SAN JOSE, CA - MAY 12: Joe Thornton #19 of the San Jose Sharks celebrates after they beat the Detroit Red Wings in Game Seven of the Western Conference Semifinals during the 2011 NHL Stanley Cup Playoffs at HP Pavilion on May 12, 2011 in San Jose, California. (Photo by Ezra Shaw/Getty Images)
The stats sheet doesn’t tell the whole story.
If it did,’s statistical showing in game seven, a single assist in the first period of what was the most important game in franchise history, would suggest that he had a less than spectacular night when his team needed him most.
Perhaps that is how history will remember his game. Referring to the stat sheet is a tried and true method of determining Thornton’s performance, a method used by many to criticize Thornton and his linemates for years now. Numbers that are easily regurgitated to support an argument that took roots back before Thornton was even a member of the San Jose Sharks.
It would be tragic if Thornton’s game is relegated to that sole assist. Tragic because Friday night’s game was one of the best of his career.
Thornton has had his share of multi-point games. He’s broken franchise records and earned NHL awards for scoring brilliance. But never in a Sharks postseason has Thornton looked so comfortable matched up against opposing team's top defensive pairings, and most importantly, never has he looked so at ease shutting down an opposition's best line. All those traits were present in game seven, as Jumbo Joe reached Wooly Mammoth size and outchanced Detroit 11-3 when he was on the ice. Those numbers led all forwards, with only the equally impressive matching Thornton's +8 differential.
For three years running Todd McLellan has elected to go power versus power at home, running out Thornton & Co. against whatever the opposing coach has to offer. Call it faith, call it confidence, call it what you will. But for the first time in as many years the Sharks top line is decisively winning those battles, doing so without sacrificing their scoring talents in the offensive zone.
"People have criticized Joe Thornton, said he's not a playoff guy," statedin the post-game interview. "But the passion he played with [in game seven] is just a clear example of what Jumbo brings to our team. He's our Captain, he's got to be our catalyst. It's going to start with him. He worked extremely hard and it rubbed off on everyone else."
In total Thornton racked up six assists and eight takeaways in seven games set against Detroit, setting both an offensive and defensive example for the team to follow. Devin Setoguchi potted five goals that included an overtime hat trick game winner in Joe Louis Arena. And , who received heaps of criticism throughout the series as he went pointless through six games, went on to score the eventual game winner that sent San Jose into the Western Conference Finals.

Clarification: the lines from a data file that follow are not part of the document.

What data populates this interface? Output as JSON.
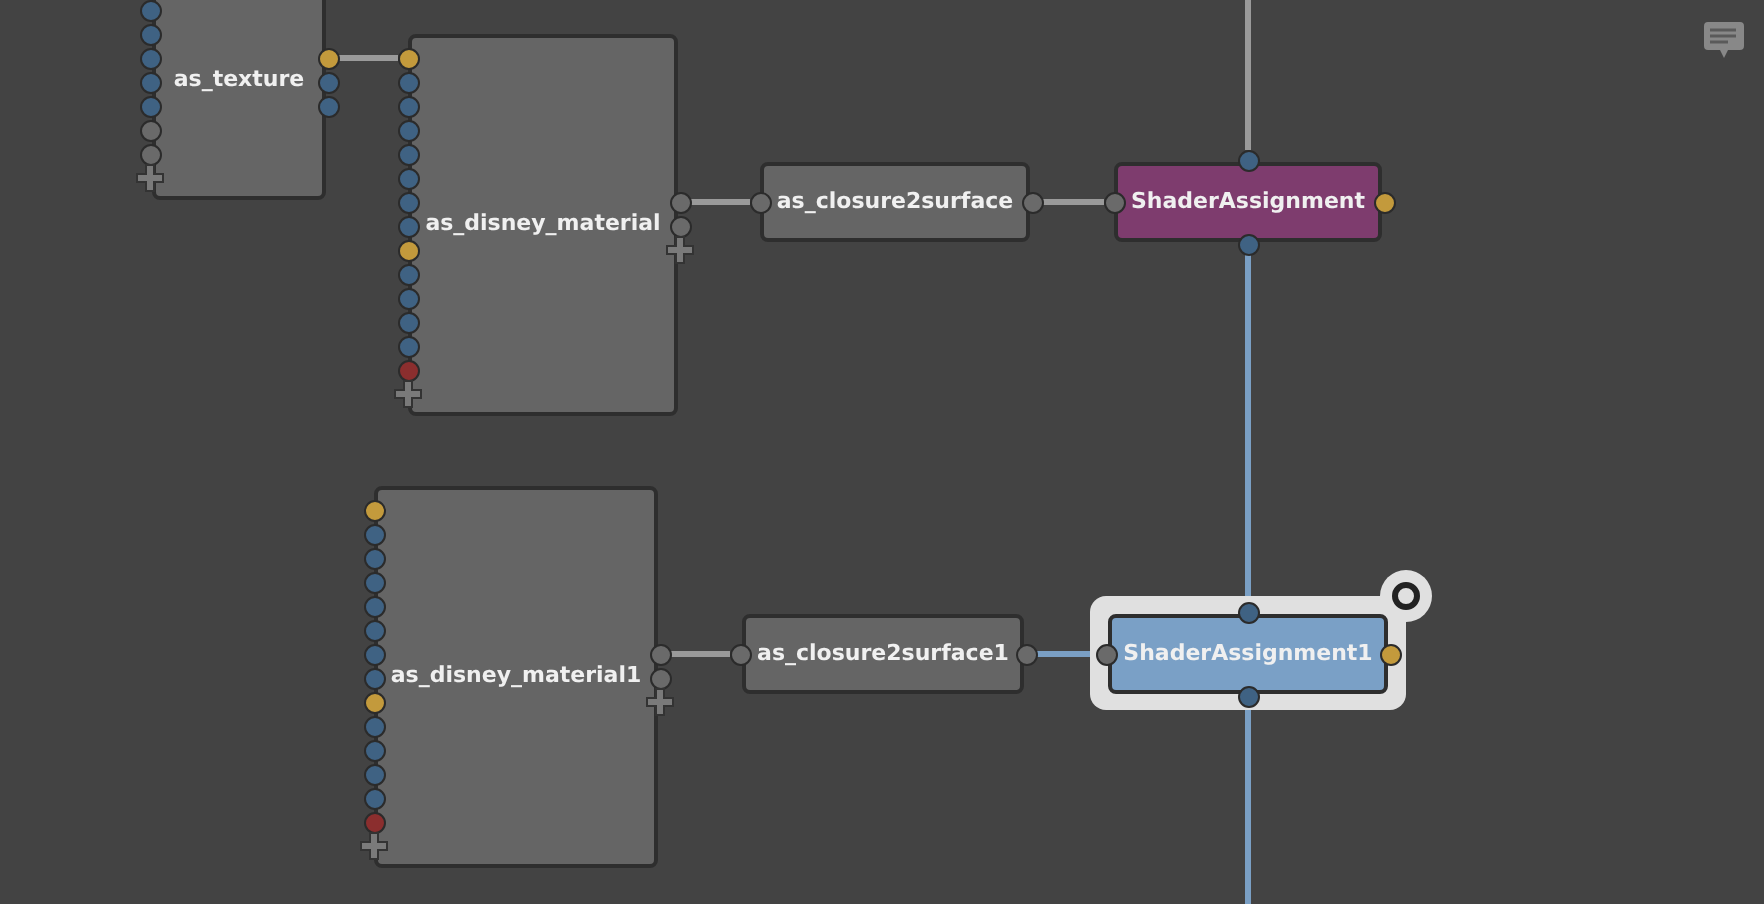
{
  "nodes": [
    {
      "label": "as_texture",
      "kind": "shader",
      "selected": false,
      "inputs": [
        {
          "color": "#3f6283"
        },
        {
          "color": "#3f6283"
        },
        {
          "color": "#3f6283"
        },
        {
          "color": "#3f6283"
        },
        {
          "color": "#3f6283"
        },
        {
          "color": "#6a6a6a"
        },
        {
          "color": "#6a6a6a"
        }
      ],
      "outputs": [
        {
          "color": "#c39a3c"
        },
        {
          "color": "#3f6283"
        },
        {
          "color": "#3f6283"
        }
      ]
    },
    {
      "label": "as_disney_material",
      "kind": "shader",
      "selected": false,
      "inputs": [
        {
          "color": "#c39a3c"
        },
        {
          "color": "#3f6283"
        },
        {
          "color": "#3f6283"
        },
        {
          "color": "#3f6283"
        },
        {
          "color": "#3f6283"
        },
        {
          "color": "#3f6283"
        },
        {
          "color": "#3f6283"
        },
        {
          "color": "#3f6283"
        },
        {
          "color": "#c39a3c"
        },
        {
          "color": "#3f6283"
        },
        {
          "color": "#3f6283"
        },
        {
          "color": "#3f6283"
        },
        {
          "color": "#3f6283"
        },
        {
          "color": "#8b2e2e"
        }
      ],
      "outputs": [
        {
          "color": "#6a6a6a"
        },
        {
          "color": "#6a6a6a"
        }
      ]
    },
    {
      "label": "as_closure2surface",
      "kind": "closure",
      "selected": false,
      "inputs": [
        {
          "color": "#6a6a6a"
        }
      ],
      "outputs": [
        {
          "color": "#6a6a6a"
        }
      ]
    },
    {
      "label": "ShaderAssignment",
      "kind": "assignment",
      "selected": false,
      "inputs": [
        {
          "color": "#6a6a6a"
        }
      ],
      "outputs": [
        {
          "color": "#c39a3c"
        }
      ],
      "top": [
        {
          "color": "#3f6283"
        }
      ],
      "bottom": [
        {
          "color": "#3f6283"
        }
      ]
    },
    {
      "label": "as_disney_material1",
      "kind": "shader",
      "selected": false,
      "inputs": [
        {
          "color": "#c39a3c"
        },
        {
          "color": "#3f6283"
        },
        {
          "color": "#3f6283"
        },
        {
          "color": "#3f6283"
        },
        {
          "color": "#3f6283"
        },
        {
          "color": "#3f6283"
        },
        {
          "color": "#3f6283"
        },
        {
          "color": "#3f6283"
        },
        {
          "color": "#c39a3c"
        },
        {
          "color": "#3f6283"
        },
        {
          "color": "#3f6283"
        },
        {
          "color": "#3f6283"
        },
        {
          "color": "#3f6283"
        },
        {
          "color": "#8b2e2e"
        }
      ],
      "outputs": [
        {
          "color": "#6a6a6a"
        },
        {
          "color": "#6a6a6a"
        }
      ]
    },
    {
      "label": "as_closure2surface1",
      "kind": "closure",
      "selected": false,
      "inputs": [
        {
          "color": "#6a6a6a"
        }
      ],
      "outputs": [
        {
          "color": "#6a6a6a"
        }
      ]
    },
    {
      "label": "ShaderAssignment1",
      "kind": "assignment",
      "selected": true,
      "inputs": [
        {
          "color": "#6a6a6a"
        }
      ],
      "outputs": [
        {
          "color": "#c39a3c"
        }
      ],
      "top": [
        {
          "color": "#3f6283"
        }
      ],
      "bottom": [
        {
          "color": "#3f6283"
        }
      ]
    }
  ]
}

According to Copper & Blue's excellent scoring chance analysis, San Jose's top line was the best in the entire series at even strength. Thornton, Marleau, and Setoguchi combined for a +14 mark in the even strength scoring chance department, trouncing the second line of Clowe, Couture, and Heatley who were a combined +2, and thoroughly outplaying the third line of Pavelski, Mitchell, and Wellwood who were a combined -12. That speaks volumes about the Sharks ability to pit power against power this postseason.
Most importantly, it speaks of its importance. As the old and fatigued saying goes, "Your best players have to be your best players in the postseason". Against Detroit, especially in game seven, San Jose got just that.
With a game-winning goal potentially kicking the notoriously streaky Patrick Marleau into gear, and Devin Setoguchi already in the midst of a scoring binge, rest assured Thornton will be leading the way for the Sharks top unit. He's been too good this postseason to slow down now, too focused to lose sight of what lies just beyond the Western Conference Finals.
San Jose starts their series on the road against Vancouver. As we speak,Head Coach Alain Vigneault is furiously working to find the right combination of players to slow Thornton's line, tinkering with matchups and poring over game tape. Something tells us he isn't reading all too much however.
Because the book on Thornton? The one he and every other opposing coach in the League has had earmarked for years now?
That book has a new protagonist.
And he looks a helluva lot more imposing than the old.